__Task requirements__
From the entries that follow, copy each line in which "favicon" appears.

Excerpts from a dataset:
———

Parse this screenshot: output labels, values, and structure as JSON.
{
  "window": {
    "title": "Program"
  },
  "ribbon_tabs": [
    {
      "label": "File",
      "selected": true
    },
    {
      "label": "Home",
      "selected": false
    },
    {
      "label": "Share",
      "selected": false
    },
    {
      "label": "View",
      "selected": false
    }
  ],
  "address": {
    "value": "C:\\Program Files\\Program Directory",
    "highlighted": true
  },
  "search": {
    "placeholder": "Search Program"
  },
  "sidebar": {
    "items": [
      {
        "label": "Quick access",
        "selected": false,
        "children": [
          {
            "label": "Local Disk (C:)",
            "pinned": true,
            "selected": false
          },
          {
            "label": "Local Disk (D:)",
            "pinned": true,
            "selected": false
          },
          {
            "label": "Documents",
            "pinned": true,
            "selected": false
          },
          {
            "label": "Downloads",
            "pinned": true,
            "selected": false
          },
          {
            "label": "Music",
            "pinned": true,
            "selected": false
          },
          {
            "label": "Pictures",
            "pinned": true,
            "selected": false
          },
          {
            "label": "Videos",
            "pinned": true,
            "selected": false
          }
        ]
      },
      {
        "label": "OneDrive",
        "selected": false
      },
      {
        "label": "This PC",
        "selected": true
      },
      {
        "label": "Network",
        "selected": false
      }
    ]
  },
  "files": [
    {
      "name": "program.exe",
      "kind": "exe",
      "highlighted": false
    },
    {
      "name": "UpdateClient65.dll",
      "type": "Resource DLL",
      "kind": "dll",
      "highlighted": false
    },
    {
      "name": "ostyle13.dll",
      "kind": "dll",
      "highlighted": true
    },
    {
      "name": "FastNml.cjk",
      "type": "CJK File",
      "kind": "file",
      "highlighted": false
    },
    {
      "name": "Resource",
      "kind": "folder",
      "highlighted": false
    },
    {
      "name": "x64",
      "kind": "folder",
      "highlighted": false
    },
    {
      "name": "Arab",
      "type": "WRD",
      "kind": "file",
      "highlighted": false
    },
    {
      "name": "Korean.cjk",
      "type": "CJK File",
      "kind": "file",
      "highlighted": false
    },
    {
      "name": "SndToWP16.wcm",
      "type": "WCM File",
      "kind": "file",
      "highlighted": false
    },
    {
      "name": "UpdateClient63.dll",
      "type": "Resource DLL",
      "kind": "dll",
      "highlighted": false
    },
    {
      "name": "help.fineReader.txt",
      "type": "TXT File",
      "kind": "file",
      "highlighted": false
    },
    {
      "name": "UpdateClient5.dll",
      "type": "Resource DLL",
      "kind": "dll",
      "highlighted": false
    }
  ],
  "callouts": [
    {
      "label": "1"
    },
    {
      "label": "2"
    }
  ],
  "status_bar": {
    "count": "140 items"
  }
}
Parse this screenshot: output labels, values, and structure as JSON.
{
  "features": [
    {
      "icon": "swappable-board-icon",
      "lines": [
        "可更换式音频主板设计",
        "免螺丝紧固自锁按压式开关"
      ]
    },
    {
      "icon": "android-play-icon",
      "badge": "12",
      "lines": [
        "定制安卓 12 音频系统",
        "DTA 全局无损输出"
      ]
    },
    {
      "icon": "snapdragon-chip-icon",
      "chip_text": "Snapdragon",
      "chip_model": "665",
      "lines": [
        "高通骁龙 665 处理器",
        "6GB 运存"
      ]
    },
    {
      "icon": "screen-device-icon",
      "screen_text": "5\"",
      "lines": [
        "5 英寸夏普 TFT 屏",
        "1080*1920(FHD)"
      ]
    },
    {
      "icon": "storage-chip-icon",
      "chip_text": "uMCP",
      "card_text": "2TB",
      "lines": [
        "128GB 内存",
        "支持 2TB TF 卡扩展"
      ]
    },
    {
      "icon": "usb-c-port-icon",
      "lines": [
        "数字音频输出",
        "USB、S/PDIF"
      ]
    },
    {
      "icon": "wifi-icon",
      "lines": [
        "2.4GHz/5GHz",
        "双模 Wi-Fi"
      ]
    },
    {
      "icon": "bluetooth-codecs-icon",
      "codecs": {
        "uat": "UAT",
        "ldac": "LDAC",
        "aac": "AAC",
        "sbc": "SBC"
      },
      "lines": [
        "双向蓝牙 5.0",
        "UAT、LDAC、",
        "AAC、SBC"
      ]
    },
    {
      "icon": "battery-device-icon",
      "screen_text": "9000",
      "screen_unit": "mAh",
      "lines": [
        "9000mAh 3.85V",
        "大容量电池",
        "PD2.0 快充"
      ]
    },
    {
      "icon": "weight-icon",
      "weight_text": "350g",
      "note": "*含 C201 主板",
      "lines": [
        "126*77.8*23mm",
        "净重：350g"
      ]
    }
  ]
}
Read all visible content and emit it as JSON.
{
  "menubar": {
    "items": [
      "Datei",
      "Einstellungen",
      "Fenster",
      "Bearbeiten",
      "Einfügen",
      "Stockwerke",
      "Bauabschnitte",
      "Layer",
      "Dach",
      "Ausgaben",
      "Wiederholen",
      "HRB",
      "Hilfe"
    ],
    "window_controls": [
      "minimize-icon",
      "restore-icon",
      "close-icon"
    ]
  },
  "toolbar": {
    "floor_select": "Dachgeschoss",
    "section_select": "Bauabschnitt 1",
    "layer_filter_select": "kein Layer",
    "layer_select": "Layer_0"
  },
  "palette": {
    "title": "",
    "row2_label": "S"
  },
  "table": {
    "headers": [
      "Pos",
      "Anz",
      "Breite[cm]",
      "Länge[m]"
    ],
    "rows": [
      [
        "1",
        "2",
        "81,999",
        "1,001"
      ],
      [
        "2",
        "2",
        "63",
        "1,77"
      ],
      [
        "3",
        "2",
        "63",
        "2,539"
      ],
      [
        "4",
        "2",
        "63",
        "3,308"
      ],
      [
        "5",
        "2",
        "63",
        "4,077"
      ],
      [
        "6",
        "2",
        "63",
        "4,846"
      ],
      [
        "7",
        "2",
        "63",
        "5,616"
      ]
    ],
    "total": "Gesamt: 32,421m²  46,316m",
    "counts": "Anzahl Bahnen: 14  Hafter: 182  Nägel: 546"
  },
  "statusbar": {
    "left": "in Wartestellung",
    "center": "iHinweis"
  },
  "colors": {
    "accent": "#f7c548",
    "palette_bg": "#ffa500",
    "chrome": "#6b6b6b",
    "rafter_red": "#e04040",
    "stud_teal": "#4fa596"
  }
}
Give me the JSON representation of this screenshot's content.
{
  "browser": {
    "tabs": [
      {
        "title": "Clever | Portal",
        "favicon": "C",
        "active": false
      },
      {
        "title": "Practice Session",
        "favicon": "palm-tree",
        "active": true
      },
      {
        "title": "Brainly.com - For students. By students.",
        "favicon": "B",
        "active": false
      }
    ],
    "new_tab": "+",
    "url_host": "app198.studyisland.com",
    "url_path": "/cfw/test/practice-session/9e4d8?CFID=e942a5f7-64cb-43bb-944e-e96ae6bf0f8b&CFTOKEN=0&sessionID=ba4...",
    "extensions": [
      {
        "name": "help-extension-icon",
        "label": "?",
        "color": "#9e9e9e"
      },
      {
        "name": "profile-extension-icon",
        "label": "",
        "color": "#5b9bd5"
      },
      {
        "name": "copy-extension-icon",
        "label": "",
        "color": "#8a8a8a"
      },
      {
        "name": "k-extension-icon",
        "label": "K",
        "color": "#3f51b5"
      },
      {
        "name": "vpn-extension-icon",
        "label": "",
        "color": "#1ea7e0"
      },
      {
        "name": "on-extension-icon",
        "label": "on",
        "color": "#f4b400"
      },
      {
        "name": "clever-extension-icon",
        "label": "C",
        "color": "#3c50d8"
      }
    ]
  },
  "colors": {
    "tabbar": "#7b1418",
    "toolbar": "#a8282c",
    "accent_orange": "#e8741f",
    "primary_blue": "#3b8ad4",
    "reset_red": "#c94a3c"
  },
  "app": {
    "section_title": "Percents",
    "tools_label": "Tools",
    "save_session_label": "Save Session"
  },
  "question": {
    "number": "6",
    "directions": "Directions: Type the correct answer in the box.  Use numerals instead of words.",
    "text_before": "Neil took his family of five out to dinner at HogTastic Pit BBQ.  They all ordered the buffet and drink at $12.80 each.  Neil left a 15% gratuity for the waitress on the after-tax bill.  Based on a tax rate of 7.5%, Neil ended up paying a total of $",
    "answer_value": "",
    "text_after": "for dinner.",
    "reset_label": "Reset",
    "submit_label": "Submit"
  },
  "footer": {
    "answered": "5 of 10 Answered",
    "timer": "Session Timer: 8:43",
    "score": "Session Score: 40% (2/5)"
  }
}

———

__Answer to the exercise__
        "favicon": "C",
        "favicon": "palm-tree",
        "favicon": "B",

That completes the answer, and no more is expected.